§ Exercise:
Find all the lines in the entries below that hold the word "name" and copy them.
=== Section Start ===
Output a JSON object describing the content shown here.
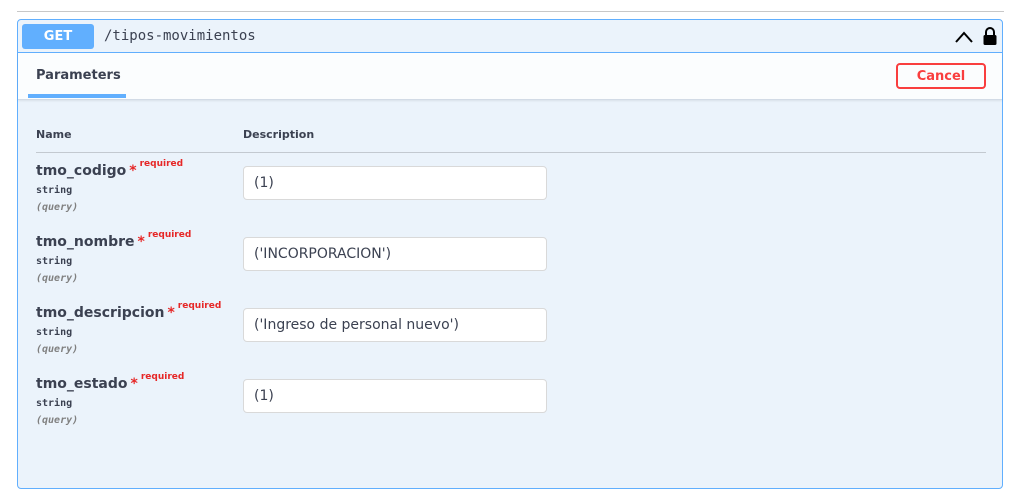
{
  "operation": {
    "method": "GET",
    "path": "/tipos-movimientos"
  },
  "tabs": {
    "parameters_label": "Parameters",
    "cancel_label": "Cancel"
  },
  "columns": {
    "name": "Name",
    "description": "Description"
  },
  "params": [
    {
      "name": "tmo_codigo",
      "required_star": "*",
      "required_text": "required",
      "type": "string",
      "in": "(query)",
      "value": "(1)"
    },
    {
      "name": "tmo_nombre",
      "required_star": "*",
      "required_text": "required",
      "type": "string",
      "in": "(query)",
      "value": "('INCORPORACION')"
    },
    {
      "name": "tmo_descripcion",
      "required_star": "*",
      "required_text": "required",
      "type": "string",
      "in": "(query)",
      "value": "('Ingreso de personal nuevo')"
    },
    {
      "name": "tmo_estado",
      "required_star": "*",
      "required_text": "required",
      "type": "string",
      "in": "(query)",
      "value": "(1)"
    }
  ],
  "icons": {
    "collapse": "chevron-up-icon",
    "auth": "lock-icon"
  },
  "colors": {
    "get_accent": "#61affe",
    "required": "#e62727",
    "cancel": "#f93e3e"
  }
}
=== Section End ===
§ Solution:
    "name": "Name",
      "name": "tmo_codigo",
      "name": "tmo_nombre",
      "name": "tmo_descripcion",
      "name": "tmo_estado",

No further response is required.